**** DATA RECORDS ****

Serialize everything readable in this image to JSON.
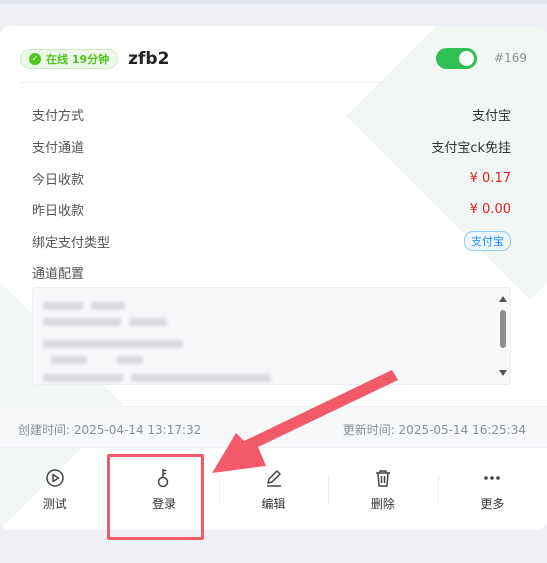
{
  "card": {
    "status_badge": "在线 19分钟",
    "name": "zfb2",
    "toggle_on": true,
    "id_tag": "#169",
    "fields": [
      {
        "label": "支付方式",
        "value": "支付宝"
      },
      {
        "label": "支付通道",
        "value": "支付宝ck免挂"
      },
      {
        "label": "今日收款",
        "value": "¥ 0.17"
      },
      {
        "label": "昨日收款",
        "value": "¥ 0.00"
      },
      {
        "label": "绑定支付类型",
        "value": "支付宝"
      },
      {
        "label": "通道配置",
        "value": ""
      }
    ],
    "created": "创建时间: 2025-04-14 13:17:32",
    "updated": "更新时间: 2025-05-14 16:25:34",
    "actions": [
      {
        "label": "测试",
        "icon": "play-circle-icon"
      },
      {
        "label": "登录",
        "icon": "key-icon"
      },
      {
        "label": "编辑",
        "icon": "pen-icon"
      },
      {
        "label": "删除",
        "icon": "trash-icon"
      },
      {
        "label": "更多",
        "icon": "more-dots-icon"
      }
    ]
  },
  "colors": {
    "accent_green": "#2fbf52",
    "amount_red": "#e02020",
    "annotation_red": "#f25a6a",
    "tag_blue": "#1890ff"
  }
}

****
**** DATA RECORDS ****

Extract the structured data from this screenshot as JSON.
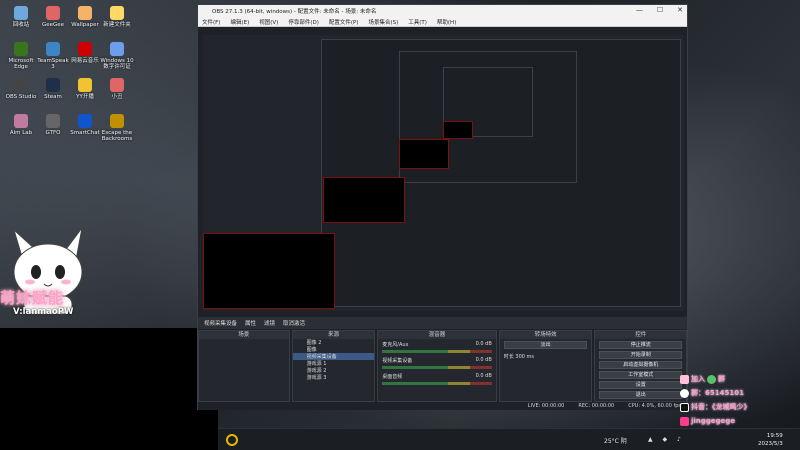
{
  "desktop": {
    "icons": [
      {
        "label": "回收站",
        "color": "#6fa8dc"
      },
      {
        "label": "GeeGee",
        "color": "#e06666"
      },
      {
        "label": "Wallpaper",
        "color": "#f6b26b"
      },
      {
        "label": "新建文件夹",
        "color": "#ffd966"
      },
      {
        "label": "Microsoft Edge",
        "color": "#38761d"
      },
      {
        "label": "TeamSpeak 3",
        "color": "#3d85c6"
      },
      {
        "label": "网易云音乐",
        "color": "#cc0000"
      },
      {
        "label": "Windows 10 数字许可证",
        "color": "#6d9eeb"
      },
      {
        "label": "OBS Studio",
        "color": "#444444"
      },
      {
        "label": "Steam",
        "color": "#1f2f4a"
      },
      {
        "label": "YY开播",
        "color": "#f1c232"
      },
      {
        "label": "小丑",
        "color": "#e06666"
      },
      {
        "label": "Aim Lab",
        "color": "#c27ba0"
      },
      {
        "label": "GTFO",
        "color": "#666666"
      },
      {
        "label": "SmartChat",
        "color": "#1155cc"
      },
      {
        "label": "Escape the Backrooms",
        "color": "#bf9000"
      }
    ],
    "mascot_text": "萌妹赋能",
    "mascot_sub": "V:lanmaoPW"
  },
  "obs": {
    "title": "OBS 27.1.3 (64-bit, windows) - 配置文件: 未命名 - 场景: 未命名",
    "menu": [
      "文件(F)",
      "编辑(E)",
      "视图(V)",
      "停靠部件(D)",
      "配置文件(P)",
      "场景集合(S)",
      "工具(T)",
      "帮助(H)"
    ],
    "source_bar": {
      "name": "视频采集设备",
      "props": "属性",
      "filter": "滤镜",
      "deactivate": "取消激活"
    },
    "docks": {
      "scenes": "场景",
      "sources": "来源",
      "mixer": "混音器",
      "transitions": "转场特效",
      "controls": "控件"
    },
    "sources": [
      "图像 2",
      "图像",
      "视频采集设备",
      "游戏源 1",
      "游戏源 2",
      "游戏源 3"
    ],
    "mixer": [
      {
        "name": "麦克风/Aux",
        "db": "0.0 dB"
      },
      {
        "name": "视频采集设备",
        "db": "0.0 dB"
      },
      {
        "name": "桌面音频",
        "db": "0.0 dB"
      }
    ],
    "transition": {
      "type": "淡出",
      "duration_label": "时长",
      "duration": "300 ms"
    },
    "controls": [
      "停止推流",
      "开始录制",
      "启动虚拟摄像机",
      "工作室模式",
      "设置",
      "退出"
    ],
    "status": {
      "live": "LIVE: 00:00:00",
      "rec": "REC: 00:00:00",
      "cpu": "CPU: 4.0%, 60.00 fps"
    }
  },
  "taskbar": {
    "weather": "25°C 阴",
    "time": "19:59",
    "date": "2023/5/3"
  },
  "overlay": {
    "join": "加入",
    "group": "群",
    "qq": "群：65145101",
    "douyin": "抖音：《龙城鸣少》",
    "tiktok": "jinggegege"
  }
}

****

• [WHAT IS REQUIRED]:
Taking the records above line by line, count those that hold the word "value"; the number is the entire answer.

• [OUTPUT BELOW]:
6